(53%) and over three-quarters of the men (76%) drop out of the track that
includes pre-academic preparation and subsequent academic studies – even though
the vast majority of this study was at very low level academic
institutions. Contrary to the fantasies
in the minds of many Israelis, there has been absolutely no change in the share
of haredim receiving an academic degree (apart from a small increase among
haredi women in the last two years) during the past two decades.
Like filling the bottle with water, Israel’s period from independence
until the turn of the Millennium resembles the first 10 periods that it took to
fill the entire bottle (i.e., half of the necessary periods). Israel’s last 20
years are perhaps the more similar to the next five periods in filling the
bottle – when people begin to recognize the problem, but still think there is
time to take care of it. However, when the issue is not dealt with while it is
still possible to do so, the bottle starts to fill up at an increasing rate,
until it explodes when it can no longer contain what is inside it.
Israel is hurtling forward toward a clearly unsustainable future, fueled
in large part by an exponentially growing society of mostly well-meaning
haredim led by cynics and opportunists – and in the case of the Shas
leadership, a repeat offender convicted of corruption charges – intent on
depriving their own community of any exposure to existing knowledge that would
enable them to live and think independently of their leaders’ dictates. When this becomes an existential issue for
Israel as a whole, there is a need to say enough is enough.
Every developed country – including Israel – requires all children to go
to school. Because these are innate
rights that all children have to ensure that they have an opportunity at a
future, no country asks parents if this coincides with their beliefs. Similarly, all developed countries – except
Israel – require that this be an actual education by mandating a set of core
requirements that each child must study.
It is time for Israel to join the family of developed nations in this
regard. Receipt of a full core
curriculum will enable haredim to choose any lifestyle they wish, providing
them with the requisite tools to independently support themselves, and to make
fertility decisions for which they alone will have to be responsible.
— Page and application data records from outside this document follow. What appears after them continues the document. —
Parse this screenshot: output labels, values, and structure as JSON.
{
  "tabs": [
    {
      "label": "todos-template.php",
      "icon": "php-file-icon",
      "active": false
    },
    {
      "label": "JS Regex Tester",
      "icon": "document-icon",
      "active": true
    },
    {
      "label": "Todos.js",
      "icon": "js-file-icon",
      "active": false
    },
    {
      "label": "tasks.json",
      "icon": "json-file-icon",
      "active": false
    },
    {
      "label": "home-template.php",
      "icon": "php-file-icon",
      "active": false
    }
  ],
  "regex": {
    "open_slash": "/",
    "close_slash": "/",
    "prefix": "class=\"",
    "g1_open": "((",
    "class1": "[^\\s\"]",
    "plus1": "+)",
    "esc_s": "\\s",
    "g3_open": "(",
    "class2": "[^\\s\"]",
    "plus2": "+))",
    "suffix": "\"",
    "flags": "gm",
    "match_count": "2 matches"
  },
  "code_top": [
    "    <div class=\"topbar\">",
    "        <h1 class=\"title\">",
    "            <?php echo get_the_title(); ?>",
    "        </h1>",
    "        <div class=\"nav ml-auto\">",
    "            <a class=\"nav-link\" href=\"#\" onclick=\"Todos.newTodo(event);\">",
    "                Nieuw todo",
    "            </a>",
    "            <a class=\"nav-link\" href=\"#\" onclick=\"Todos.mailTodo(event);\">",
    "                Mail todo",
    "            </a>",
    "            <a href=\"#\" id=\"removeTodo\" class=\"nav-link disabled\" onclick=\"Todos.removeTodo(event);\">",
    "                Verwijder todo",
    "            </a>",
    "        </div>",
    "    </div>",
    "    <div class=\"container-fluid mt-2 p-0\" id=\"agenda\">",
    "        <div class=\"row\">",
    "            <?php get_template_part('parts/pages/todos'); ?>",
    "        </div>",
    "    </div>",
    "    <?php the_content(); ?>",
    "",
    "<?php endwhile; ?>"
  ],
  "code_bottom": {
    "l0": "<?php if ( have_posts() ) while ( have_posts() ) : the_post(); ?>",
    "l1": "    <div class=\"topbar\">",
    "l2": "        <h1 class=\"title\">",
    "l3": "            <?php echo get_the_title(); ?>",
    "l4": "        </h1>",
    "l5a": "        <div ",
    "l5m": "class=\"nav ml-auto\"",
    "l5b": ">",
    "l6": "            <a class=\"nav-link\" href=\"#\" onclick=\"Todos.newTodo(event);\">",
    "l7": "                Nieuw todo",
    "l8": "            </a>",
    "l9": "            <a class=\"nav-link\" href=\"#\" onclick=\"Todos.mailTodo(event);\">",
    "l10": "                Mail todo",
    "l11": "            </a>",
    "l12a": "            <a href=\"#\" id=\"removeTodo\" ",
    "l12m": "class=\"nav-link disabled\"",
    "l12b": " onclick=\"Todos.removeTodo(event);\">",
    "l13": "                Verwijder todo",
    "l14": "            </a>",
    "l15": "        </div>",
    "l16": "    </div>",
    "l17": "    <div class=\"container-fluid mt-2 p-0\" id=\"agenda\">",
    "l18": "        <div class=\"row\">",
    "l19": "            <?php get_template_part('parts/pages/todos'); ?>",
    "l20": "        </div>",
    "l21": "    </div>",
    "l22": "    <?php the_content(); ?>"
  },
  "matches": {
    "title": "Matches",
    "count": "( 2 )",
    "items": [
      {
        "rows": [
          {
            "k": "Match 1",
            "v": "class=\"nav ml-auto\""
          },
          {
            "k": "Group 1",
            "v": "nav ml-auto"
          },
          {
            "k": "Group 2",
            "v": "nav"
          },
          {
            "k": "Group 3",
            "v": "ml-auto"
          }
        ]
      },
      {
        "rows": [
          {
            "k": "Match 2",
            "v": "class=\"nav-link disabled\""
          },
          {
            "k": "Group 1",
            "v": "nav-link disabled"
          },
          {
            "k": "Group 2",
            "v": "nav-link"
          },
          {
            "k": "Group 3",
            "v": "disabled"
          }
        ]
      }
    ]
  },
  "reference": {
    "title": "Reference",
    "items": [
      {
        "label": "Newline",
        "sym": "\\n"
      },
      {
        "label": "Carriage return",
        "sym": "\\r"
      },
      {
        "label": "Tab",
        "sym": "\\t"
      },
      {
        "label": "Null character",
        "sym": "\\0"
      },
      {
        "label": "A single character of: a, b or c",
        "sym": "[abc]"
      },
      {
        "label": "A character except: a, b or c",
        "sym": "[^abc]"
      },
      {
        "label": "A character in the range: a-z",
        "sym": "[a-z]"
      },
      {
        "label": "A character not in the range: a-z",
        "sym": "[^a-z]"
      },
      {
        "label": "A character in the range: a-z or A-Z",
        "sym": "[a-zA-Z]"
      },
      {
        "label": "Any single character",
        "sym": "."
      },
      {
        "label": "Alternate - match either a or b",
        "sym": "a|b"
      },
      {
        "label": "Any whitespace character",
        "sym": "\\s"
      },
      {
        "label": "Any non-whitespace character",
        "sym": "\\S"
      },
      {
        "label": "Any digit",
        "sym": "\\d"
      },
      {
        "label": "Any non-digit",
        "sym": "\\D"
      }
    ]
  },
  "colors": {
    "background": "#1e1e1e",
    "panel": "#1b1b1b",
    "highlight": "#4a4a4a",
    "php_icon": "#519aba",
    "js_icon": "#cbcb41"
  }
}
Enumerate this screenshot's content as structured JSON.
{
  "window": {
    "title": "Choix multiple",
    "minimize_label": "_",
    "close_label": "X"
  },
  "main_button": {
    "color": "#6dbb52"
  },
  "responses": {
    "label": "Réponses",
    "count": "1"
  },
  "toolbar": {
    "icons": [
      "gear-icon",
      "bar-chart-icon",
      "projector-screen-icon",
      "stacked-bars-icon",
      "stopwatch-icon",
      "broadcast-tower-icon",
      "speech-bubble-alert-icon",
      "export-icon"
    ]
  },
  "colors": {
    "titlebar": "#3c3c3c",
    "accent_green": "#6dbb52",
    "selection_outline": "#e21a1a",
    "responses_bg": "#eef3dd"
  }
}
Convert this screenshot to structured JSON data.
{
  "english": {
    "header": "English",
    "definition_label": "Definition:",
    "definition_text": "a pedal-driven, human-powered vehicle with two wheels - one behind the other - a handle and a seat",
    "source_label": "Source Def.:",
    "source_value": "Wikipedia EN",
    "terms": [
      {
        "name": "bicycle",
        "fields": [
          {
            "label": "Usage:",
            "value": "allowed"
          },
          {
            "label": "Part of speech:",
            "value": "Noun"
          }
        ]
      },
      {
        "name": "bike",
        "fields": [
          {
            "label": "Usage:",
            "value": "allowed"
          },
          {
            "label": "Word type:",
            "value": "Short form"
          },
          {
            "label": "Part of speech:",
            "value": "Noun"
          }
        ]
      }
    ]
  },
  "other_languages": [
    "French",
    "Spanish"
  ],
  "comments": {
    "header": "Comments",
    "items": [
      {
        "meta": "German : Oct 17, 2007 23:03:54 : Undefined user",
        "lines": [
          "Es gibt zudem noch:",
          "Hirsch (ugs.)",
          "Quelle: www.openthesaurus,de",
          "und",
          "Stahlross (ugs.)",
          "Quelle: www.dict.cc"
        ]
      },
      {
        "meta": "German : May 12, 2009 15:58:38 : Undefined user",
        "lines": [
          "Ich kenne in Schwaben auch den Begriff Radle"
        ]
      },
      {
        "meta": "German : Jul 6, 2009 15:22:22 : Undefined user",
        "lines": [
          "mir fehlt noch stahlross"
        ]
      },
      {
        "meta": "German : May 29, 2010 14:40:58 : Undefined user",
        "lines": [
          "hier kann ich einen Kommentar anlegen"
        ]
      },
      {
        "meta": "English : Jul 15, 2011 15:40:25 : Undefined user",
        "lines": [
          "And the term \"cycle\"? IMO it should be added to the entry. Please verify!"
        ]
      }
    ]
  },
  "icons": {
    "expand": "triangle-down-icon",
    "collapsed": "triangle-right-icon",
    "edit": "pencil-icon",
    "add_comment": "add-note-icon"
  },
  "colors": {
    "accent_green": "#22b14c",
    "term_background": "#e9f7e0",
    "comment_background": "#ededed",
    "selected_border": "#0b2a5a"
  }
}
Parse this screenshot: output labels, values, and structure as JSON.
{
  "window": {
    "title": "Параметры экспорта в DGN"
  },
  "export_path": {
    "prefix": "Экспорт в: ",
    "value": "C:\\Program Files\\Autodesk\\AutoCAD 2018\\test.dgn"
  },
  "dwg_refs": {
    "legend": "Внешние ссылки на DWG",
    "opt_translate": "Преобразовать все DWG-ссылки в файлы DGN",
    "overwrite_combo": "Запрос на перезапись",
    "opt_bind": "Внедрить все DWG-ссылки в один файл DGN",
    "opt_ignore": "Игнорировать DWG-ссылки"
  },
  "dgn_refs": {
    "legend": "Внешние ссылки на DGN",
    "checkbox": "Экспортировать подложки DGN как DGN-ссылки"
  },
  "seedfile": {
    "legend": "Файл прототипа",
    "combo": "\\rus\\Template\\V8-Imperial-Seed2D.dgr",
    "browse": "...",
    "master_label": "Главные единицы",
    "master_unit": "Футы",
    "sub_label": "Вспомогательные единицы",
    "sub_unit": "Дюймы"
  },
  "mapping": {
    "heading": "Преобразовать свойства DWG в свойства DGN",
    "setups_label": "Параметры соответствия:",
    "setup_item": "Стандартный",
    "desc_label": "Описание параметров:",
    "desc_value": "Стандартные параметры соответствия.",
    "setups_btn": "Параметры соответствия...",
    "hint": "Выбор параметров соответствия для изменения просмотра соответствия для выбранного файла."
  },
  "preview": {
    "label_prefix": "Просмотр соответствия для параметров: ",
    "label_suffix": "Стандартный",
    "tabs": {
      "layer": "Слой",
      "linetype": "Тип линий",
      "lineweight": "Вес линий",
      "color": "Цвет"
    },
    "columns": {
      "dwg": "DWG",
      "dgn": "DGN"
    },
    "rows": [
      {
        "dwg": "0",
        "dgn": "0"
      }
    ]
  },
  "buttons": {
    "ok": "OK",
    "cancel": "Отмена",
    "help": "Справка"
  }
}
The accompanying reduction in welfare
benefits that have disproportionately gone their way will help sharpen the
focus for all those needing a reminder of the importance of getting a good
education and making decisions with regard to the number of children that they